4 Steps to Overcoming the Effects of a House Fire


A house fire can be a devastating experience for your whole family and can have an impact on you and other family members that is both physical and emotional. It is likely that after a fire, you are left feeling shaken and in shock. This often means that you are not able to think clearly. As a result, it can be difficult to put your thoughts in order and work out what your next best step should be. This guide is here to help you by outlining the steps you should take after a house fire, so that you can focus on recovering, safe in the knowledge that you have done all you can to begin the process of getting your home back.

  1. Contact Your Insurance Company

As soon as you possibly can, contact your insurance company. You should not try to clean anything up or move anything from the site until an insurance rep has been and evaluated the situation. Nobody should set foot on the site until a firefighter has cleared your house and marked it as safe. Make sure you take pictures of the damage and tread lightly around the house, doing as much as you can to prevent more damage (e.g. covering a hole in the wall or roof with tarpaulin). Your insurance company will reimburse you for the damages caused by a fire. If you have any deductibles, this will be taken off the settlement – for more information about how home insurance deductibles work, see KBD Insurance.

  1. Find Somewhere Safe to Stay

You now need to find a safe place to stay. Have a conversation with your insurance company and you will find out if they will cover you to stay at a hotel. If that isn’t possible, often people move in to live with relatives while the home repairs are taking place.

If you have kids in school you should contact the school and explain the situation. They will be able to give you guidance on what happens in terms of your kids continuing their classes if you have to move out of the district temporarily – most districts are fine with kids doing this for acts of god like a fire.

Make sure you track all your costs with receipts, as your insurance company might allow you to claim some of your expenses back.

  1. Allow Time for Emotional Recovery

A home fire can be highly traumatic, so you need to allow yourself some time to heal, and if necessary you should seek counseling if you are finding it particularly troubling. Signs that you need that extra care are if you have some trouble sleeping, concentrating or relating to others after the fire. Try to get your family back to their normal routines as much as possible, and make sure you talk with children about how they are feeling; they will need a bit of guidance to help them process what has happened.

  1. Check the Damages
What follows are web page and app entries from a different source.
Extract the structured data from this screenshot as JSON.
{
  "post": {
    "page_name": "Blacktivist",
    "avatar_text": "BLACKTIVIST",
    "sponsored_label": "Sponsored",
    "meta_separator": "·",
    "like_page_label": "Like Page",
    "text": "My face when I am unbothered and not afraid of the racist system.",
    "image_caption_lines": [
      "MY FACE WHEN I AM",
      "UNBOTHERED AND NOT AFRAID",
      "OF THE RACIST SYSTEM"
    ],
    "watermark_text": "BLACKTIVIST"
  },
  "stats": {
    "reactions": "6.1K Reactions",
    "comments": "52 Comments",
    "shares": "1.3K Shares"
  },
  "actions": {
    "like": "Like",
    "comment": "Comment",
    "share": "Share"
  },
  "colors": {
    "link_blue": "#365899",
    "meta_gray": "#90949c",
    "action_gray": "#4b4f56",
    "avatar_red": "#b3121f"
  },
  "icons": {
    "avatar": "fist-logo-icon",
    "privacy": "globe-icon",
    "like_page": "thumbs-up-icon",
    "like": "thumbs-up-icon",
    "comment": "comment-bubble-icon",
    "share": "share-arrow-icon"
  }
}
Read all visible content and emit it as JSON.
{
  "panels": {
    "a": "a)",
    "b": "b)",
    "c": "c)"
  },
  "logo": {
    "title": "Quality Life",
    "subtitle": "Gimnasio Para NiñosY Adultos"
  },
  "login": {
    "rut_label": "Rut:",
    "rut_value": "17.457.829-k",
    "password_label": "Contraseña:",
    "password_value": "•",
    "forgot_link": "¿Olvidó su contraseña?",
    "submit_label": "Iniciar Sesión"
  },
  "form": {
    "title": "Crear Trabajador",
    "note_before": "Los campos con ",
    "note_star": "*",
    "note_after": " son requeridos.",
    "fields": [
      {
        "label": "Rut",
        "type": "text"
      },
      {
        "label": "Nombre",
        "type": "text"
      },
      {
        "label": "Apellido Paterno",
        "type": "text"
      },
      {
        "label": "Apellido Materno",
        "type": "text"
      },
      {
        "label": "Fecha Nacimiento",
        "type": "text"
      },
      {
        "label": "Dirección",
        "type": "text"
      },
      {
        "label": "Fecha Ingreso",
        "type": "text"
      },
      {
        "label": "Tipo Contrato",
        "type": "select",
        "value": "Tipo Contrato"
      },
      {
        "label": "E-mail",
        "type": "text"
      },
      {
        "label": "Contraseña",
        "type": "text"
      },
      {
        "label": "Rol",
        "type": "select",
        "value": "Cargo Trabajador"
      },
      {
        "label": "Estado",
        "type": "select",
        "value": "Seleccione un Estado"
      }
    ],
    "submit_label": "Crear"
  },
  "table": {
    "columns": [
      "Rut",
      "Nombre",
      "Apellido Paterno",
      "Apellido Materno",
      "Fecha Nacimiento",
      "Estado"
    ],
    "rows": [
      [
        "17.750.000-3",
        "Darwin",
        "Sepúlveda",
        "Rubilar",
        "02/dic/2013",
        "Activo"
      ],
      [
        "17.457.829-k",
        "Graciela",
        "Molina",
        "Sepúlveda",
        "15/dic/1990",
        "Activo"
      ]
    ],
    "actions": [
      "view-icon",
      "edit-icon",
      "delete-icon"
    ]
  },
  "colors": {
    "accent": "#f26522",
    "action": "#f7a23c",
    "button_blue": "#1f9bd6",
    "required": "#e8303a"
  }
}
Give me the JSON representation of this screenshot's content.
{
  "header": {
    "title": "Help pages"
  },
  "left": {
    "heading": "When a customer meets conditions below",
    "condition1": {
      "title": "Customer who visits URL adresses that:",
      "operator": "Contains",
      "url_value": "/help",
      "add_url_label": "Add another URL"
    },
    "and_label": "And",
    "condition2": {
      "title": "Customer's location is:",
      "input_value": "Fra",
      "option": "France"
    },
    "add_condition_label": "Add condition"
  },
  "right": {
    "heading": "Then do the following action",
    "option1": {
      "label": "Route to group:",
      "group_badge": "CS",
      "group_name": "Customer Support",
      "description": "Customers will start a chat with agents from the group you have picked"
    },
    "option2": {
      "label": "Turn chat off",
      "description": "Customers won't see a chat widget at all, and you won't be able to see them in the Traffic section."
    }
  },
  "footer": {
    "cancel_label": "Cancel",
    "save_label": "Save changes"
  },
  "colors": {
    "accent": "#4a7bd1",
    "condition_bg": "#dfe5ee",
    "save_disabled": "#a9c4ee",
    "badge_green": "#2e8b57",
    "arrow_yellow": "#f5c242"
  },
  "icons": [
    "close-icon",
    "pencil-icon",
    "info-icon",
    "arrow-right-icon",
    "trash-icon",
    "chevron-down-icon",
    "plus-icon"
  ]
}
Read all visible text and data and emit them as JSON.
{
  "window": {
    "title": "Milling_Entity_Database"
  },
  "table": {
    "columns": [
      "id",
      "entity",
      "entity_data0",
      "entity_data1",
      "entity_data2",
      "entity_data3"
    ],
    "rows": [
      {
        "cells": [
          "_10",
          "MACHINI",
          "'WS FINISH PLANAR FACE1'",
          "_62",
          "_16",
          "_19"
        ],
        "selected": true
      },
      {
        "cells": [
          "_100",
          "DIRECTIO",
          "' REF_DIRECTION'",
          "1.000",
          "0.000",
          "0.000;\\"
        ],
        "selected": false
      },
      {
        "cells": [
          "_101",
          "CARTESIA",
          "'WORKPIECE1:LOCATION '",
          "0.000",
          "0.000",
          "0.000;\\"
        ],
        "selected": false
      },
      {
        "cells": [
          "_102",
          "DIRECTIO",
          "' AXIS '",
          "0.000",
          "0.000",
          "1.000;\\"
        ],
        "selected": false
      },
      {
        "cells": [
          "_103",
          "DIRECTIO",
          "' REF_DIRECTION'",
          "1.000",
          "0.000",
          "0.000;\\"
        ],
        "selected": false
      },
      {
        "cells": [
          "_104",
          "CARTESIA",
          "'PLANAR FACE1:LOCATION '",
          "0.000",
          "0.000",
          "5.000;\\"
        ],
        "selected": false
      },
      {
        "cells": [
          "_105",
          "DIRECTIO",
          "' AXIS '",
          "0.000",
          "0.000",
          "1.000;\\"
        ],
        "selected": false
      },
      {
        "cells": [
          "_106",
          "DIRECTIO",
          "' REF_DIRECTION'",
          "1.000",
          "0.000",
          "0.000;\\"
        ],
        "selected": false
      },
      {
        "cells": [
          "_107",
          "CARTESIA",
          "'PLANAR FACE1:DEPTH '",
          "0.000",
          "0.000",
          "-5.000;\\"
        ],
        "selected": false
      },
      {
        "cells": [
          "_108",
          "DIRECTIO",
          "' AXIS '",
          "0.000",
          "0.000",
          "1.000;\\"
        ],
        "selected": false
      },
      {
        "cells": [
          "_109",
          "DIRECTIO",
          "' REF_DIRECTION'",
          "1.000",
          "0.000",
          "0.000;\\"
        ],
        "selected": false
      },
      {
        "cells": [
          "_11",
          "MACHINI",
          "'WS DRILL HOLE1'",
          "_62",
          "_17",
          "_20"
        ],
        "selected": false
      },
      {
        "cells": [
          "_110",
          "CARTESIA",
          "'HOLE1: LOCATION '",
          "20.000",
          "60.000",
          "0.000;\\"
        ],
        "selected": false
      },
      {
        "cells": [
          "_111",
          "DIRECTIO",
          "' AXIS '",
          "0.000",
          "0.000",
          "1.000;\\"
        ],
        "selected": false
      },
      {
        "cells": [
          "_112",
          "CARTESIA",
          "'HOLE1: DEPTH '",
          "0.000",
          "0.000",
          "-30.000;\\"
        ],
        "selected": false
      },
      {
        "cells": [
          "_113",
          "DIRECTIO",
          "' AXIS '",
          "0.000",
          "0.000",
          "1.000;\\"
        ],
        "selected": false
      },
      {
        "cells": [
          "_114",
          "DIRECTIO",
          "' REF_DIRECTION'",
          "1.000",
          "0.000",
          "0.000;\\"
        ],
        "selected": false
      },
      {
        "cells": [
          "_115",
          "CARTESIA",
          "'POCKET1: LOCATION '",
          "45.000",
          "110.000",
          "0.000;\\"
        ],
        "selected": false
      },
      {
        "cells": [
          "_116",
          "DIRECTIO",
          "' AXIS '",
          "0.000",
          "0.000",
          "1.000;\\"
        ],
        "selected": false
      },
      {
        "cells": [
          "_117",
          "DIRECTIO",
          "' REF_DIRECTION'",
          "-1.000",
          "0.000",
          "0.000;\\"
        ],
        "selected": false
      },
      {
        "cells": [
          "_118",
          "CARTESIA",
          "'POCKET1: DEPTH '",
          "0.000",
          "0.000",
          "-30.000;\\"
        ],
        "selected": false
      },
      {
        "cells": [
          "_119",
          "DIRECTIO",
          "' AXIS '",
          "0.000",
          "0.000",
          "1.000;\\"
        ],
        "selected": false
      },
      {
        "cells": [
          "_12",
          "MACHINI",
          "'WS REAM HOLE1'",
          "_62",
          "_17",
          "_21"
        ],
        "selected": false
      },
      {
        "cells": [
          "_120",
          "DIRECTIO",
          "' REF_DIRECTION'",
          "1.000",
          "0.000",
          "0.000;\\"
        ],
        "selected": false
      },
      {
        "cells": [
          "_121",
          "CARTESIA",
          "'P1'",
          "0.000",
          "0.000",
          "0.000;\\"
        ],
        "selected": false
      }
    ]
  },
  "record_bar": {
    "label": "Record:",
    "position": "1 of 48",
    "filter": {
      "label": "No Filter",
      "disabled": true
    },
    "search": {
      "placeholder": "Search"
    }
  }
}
Your insurance company will want you to make an inventory of everything that you have lost in the fire. If the only way you can do this is by reconstructing a list just through your memory, you might find it helpful to scour through any photos and videos you have, as well as bank records to help you work out how much things cost.

There you are, some top tips to help you through this testing time.